• _What the exercise asks_
Some lines below hold "activity". Pick them out and copy them.

[Collected data]
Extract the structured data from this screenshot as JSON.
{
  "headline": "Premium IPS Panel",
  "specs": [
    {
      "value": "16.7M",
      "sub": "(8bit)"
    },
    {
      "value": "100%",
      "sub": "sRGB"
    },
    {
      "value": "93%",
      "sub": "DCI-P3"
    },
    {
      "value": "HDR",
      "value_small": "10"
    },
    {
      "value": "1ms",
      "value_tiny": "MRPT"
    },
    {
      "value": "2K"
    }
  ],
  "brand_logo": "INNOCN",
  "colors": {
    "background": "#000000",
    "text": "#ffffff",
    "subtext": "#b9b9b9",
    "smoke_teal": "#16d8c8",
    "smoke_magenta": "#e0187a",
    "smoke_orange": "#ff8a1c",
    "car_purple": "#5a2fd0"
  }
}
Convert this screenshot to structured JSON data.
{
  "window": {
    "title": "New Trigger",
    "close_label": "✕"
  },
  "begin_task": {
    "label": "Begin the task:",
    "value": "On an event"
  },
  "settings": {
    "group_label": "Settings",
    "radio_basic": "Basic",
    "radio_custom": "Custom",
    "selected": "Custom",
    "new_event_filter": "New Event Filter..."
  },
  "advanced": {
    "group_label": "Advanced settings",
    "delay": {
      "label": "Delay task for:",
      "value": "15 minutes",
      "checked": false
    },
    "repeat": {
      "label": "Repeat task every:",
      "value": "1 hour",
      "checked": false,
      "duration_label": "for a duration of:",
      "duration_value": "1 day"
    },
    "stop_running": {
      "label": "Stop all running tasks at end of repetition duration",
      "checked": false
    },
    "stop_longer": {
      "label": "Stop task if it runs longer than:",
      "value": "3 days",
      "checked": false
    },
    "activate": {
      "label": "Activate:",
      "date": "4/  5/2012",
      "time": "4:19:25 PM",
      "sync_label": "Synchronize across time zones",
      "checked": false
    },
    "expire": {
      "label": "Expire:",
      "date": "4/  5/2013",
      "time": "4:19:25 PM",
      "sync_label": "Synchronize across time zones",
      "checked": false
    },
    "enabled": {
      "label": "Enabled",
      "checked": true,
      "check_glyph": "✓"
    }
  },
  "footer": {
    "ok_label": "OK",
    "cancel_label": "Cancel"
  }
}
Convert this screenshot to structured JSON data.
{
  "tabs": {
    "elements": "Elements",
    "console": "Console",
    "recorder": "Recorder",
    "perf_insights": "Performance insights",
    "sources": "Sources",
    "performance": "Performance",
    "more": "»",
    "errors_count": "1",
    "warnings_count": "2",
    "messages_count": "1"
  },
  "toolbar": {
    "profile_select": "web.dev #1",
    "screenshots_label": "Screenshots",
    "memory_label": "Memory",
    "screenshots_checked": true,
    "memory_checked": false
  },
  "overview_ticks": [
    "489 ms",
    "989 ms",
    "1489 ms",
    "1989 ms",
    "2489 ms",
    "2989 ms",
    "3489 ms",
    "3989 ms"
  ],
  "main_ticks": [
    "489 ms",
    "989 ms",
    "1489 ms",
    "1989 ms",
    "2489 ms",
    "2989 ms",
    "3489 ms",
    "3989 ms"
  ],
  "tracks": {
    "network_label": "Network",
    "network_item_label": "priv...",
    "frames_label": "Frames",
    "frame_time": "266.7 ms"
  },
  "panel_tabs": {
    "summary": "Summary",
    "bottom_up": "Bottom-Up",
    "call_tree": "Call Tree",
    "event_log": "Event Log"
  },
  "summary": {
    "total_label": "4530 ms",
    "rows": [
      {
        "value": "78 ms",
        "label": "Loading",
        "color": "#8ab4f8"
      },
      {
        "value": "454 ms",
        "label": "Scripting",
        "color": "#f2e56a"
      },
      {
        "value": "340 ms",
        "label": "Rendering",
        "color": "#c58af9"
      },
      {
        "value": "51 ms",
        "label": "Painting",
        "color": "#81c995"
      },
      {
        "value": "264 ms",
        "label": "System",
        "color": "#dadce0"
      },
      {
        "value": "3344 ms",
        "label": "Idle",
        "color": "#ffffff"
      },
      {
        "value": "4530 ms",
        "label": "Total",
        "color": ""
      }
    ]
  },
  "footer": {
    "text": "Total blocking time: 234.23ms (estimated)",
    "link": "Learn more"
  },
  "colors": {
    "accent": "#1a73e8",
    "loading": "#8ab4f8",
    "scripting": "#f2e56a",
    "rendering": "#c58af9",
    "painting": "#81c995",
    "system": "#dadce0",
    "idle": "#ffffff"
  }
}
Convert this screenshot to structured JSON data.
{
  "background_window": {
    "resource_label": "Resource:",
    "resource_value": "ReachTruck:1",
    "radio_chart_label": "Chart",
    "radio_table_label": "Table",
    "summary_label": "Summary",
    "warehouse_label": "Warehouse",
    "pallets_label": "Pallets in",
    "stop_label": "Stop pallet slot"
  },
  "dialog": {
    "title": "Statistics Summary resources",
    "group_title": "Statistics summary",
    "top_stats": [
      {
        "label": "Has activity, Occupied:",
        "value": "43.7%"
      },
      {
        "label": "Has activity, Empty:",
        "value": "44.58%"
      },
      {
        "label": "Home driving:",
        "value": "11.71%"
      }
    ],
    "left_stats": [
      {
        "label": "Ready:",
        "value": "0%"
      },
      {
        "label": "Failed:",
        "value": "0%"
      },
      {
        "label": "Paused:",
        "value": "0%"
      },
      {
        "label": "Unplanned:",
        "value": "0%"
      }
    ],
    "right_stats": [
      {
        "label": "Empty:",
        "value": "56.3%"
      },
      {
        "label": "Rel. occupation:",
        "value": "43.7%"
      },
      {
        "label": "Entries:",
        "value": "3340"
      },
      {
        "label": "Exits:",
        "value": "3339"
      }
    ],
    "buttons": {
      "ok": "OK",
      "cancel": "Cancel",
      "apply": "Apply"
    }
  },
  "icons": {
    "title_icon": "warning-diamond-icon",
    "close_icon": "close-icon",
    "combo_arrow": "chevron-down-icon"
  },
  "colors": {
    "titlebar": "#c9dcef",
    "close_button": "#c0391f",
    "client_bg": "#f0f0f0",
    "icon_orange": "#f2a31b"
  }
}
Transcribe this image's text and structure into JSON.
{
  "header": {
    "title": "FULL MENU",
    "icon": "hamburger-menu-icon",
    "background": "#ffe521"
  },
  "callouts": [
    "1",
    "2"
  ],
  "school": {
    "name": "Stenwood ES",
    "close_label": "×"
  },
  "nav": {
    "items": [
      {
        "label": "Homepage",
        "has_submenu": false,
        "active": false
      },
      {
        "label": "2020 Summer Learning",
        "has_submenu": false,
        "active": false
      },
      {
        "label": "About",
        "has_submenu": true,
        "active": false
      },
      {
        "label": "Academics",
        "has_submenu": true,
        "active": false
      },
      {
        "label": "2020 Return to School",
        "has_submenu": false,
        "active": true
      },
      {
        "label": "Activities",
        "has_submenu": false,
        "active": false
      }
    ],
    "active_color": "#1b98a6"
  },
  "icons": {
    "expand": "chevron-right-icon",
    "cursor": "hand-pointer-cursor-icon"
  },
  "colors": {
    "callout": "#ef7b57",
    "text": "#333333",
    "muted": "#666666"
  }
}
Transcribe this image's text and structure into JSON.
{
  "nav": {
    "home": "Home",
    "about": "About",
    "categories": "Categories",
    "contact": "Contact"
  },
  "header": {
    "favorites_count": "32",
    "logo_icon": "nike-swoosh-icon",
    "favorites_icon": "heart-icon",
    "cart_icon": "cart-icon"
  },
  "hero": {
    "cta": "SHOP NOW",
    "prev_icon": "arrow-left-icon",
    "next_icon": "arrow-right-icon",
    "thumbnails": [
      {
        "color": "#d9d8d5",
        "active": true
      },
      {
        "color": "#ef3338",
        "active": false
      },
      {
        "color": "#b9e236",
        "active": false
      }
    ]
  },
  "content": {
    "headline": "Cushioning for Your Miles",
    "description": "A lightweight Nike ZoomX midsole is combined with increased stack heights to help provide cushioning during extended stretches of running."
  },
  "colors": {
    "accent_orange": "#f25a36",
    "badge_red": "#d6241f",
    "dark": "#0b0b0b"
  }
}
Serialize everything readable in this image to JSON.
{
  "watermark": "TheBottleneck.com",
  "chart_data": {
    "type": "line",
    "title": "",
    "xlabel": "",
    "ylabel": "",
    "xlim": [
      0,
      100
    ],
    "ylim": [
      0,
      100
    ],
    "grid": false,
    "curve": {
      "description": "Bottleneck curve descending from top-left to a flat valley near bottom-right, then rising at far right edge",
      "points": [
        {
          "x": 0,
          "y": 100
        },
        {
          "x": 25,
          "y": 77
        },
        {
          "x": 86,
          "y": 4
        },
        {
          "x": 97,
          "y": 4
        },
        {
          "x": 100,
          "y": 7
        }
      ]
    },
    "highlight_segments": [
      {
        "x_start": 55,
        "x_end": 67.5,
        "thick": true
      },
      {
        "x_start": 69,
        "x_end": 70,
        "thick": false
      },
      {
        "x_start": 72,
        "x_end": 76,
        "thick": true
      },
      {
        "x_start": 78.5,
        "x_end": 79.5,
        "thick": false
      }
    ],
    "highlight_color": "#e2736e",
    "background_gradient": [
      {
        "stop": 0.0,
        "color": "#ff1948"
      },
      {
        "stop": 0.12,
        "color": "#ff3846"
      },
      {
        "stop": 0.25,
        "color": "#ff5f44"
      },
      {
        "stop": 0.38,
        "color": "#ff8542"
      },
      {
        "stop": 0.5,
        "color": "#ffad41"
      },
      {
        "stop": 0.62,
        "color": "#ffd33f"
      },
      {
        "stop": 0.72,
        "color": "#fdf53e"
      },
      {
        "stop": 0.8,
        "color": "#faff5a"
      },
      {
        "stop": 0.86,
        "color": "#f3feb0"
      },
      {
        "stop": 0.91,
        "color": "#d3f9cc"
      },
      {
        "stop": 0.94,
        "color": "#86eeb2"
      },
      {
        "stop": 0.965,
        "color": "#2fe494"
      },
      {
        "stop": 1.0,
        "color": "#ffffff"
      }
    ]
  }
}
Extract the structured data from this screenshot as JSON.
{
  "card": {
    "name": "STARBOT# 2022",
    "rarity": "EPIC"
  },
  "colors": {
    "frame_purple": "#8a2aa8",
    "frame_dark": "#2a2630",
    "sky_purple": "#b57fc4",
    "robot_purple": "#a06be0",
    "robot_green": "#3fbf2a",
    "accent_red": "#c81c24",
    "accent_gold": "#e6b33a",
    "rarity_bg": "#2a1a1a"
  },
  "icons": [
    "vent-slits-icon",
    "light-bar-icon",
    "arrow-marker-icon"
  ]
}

• _Solved problem_
        "label": "Has activity, Occupied:",
        "label": "Has activity, Empty:",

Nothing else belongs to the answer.